■ To do:
Copy each line of the listing that includes "total".

[Start of section]

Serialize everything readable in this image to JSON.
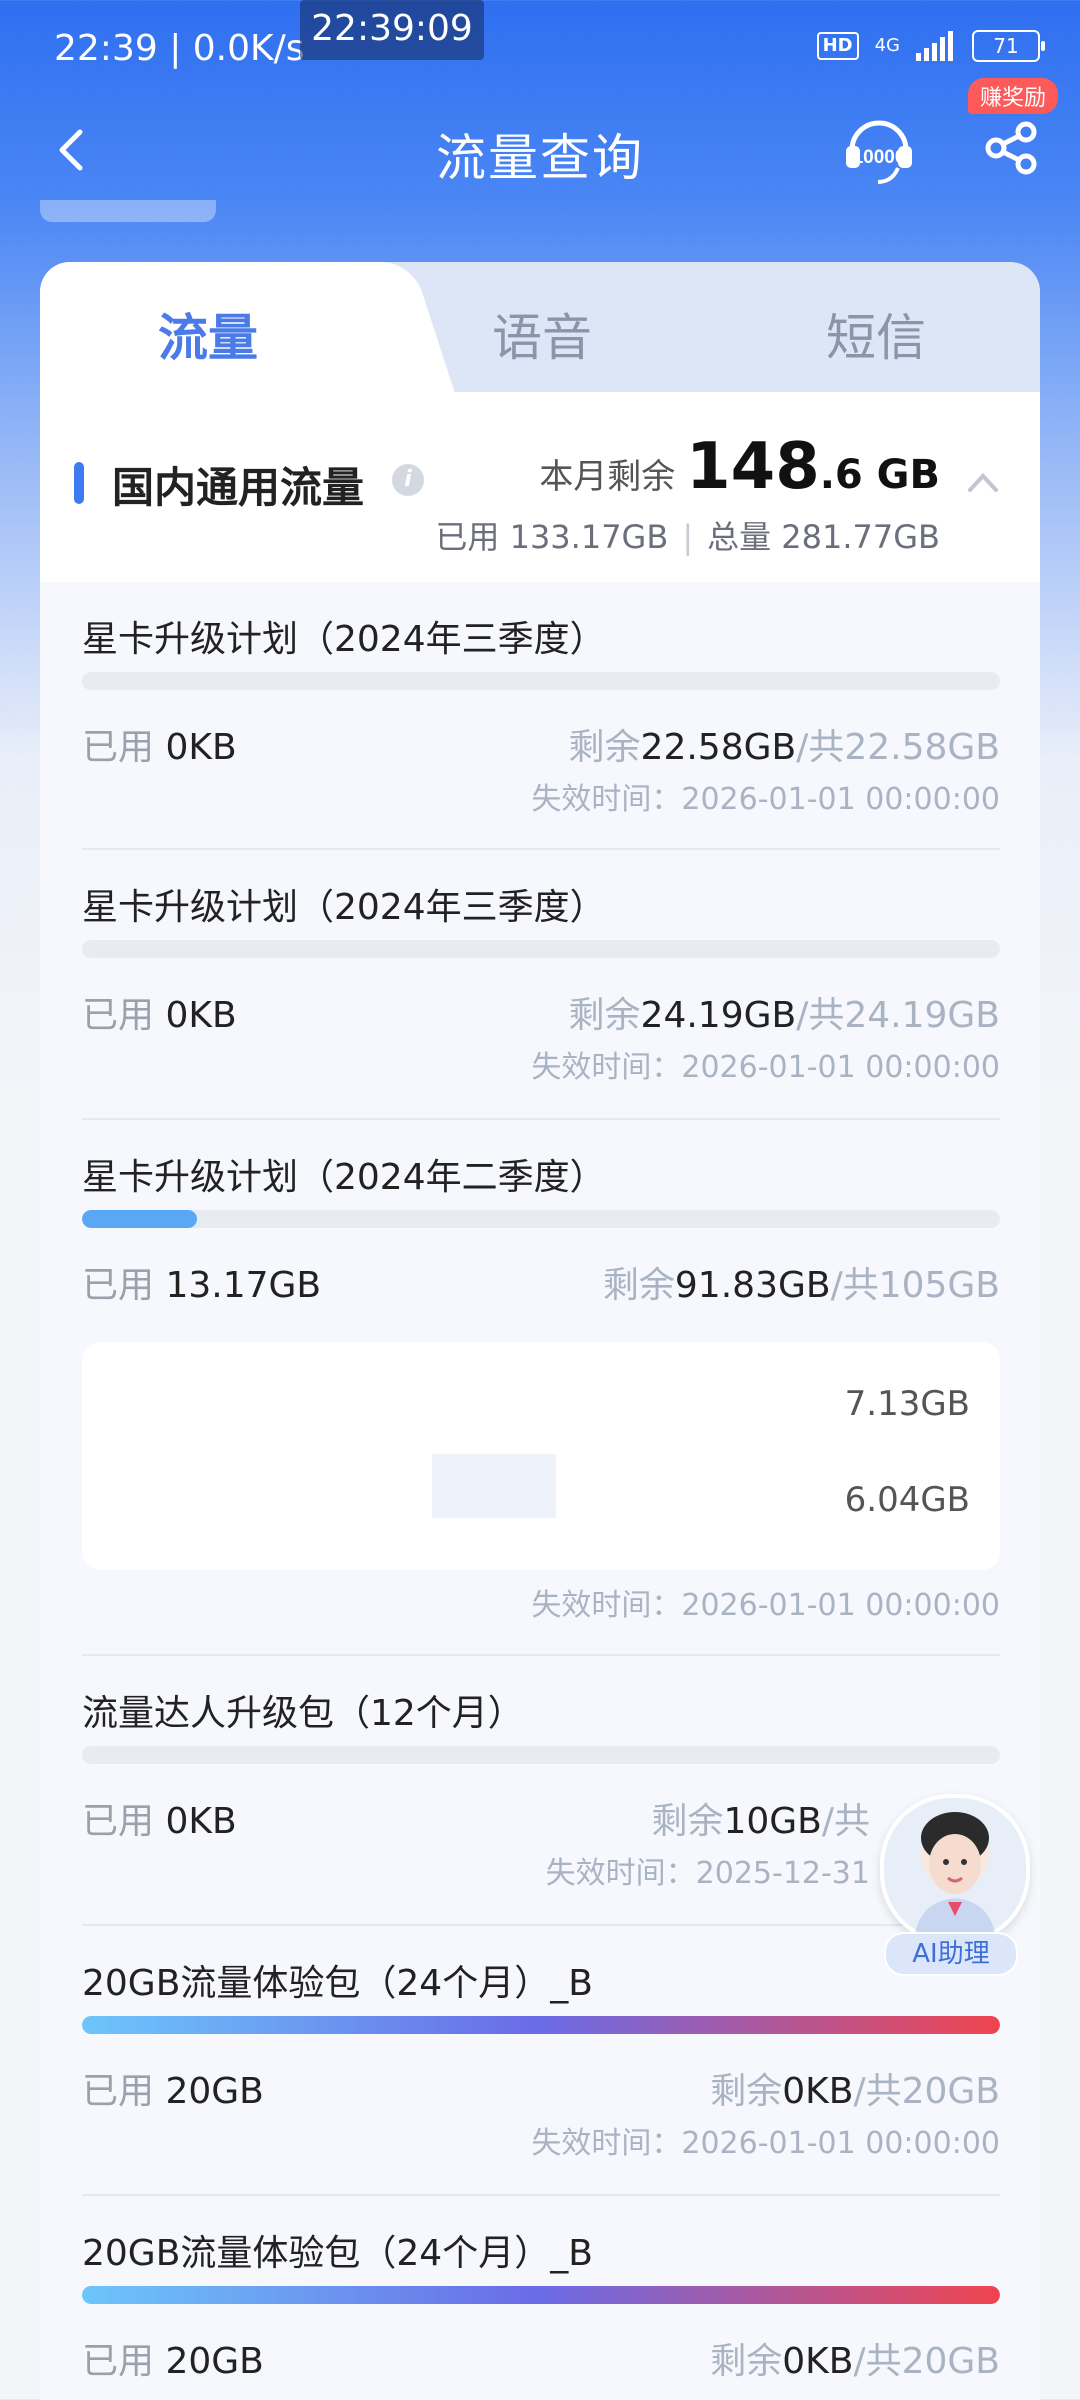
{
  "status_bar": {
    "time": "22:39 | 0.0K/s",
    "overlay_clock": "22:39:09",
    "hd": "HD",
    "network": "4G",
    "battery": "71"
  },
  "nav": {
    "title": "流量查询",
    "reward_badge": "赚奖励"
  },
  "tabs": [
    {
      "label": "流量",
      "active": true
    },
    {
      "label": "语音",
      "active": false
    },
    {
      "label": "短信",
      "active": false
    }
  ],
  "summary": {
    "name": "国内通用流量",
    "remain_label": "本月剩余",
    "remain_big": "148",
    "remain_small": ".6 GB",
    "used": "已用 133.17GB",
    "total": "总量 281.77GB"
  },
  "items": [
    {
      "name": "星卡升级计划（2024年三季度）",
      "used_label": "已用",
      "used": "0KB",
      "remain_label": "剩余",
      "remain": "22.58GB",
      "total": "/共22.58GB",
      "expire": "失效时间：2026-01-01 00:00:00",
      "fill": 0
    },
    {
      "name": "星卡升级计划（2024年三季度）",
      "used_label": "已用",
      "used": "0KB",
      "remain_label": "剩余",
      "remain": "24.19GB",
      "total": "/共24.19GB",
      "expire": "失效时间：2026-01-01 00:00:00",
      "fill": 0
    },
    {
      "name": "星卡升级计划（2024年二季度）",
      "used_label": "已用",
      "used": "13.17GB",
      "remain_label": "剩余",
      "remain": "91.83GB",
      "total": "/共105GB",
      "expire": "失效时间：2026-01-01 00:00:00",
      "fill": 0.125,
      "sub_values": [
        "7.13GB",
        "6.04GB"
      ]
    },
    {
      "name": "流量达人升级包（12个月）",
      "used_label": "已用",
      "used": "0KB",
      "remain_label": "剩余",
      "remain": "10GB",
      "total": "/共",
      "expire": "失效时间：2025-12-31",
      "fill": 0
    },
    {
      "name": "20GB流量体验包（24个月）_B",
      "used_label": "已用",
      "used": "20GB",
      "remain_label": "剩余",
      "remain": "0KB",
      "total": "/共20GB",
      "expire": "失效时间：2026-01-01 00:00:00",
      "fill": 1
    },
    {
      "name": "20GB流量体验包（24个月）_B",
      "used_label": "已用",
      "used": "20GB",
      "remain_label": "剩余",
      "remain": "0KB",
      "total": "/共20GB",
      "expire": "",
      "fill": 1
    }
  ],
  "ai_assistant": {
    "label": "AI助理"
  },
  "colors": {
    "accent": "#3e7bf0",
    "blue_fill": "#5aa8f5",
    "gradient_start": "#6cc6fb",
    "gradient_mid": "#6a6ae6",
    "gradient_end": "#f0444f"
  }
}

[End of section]
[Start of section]

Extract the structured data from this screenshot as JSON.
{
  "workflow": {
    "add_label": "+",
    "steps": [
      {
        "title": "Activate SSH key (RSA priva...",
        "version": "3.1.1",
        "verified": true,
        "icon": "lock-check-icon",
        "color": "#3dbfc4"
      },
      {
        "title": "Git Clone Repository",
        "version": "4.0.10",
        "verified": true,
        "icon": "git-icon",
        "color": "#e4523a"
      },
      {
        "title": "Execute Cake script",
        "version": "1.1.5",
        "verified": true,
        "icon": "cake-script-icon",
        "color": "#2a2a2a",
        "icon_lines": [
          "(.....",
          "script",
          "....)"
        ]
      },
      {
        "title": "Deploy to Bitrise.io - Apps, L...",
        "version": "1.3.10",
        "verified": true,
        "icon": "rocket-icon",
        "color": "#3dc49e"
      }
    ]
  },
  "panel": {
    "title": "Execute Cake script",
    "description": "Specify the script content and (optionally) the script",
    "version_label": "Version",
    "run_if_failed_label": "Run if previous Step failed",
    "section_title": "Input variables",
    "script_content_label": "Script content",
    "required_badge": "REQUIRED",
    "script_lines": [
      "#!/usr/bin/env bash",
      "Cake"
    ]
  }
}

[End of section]

■ Solution for this task:
    "total": "总量 281.77GB"
      "total": "/共22.58GB",
      "total": "/共24.19GB",
      "total": "/共105GB",
      "total": "/共",
      "total": "/共20GB",
      "total": "/共20GB",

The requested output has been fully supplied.